- TASK -
Could you write out the records below exactly, without omitting a line?

***** INPUT DATA

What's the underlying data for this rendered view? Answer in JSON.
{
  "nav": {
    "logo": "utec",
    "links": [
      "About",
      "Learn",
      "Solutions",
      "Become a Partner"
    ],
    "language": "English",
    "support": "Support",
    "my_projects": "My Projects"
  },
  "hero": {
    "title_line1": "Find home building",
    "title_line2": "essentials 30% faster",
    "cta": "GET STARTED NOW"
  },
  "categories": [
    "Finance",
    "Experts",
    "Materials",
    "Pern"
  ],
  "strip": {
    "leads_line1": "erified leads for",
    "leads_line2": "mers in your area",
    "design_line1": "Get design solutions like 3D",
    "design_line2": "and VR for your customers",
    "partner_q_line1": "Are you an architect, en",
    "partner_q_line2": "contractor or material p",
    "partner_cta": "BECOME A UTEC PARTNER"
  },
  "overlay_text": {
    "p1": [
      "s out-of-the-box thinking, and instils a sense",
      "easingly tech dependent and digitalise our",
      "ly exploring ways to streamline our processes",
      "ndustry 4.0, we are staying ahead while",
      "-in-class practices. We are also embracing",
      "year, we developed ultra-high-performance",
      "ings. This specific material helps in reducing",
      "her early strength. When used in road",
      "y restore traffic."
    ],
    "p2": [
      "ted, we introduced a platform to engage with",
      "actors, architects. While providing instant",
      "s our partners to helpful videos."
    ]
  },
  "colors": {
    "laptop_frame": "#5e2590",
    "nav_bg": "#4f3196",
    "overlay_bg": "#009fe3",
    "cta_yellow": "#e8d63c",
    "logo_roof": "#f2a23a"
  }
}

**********

- ANSWER SECTION -
What's the underlying data for this rendered view? Answer in JSON.
{
  "nav": {
    "logo": "utec",
    "links": [
      "About",
      "Learn",
      "Solutions",
      "Become a Partner"
    ],
    "language": "English",
    "support": "Support",
    "my_projects": "My Projects"
  },
  "hero": {
    "title_line1": "Find home building",
    "title_line2": "essentials 30% faster",
    "cta": "GET STARTED NOW"
  },
  "categories": [
    "Finance",
    "Experts",
    "Materials",
    "Pern"
  ],
  "strip": {
    "leads_line1": "erified leads for",
    "leads_line2": "mers in your area",
    "design_line1": "Get design solutions like 3D",
    "design_line2": "and VR for your customers",
    "partner_q_line1": "Are you an architect, en",
    "partner_q_line2": "contractor or material p",
    "partner_cta": "BECOME A UTEC PARTNER"
  },
  "overlay_text": {
    "p1": [
      "s out-of-the-box thinking, and instils a sense",
      "easingly tech dependent and digitalise our",
      "ly exploring ways to streamline our processes",
      "ndustry 4.0, we are staying ahead while",
      "-in-class practices. We are also embracing",
      "year, we developed ultra-high-performance",
      "ings. This specific material helps in reducing",
      "her early strength. When used in road",
      "y restore traffic."
    ],
    "p2": [
      "ted, we introduced a platform to engage with",
      "actors, architects. While providing instant",
      "s our partners to helpful videos."
    ]
  },
  "colors": {
    "laptop_frame": "#5e2590",
    "nav_bg": "#4f3196",
    "overlay_bg": "#009fe3",
    "cta_yellow": "#e8d63c",
    "logo_roof": "#f2a23a"
  }
}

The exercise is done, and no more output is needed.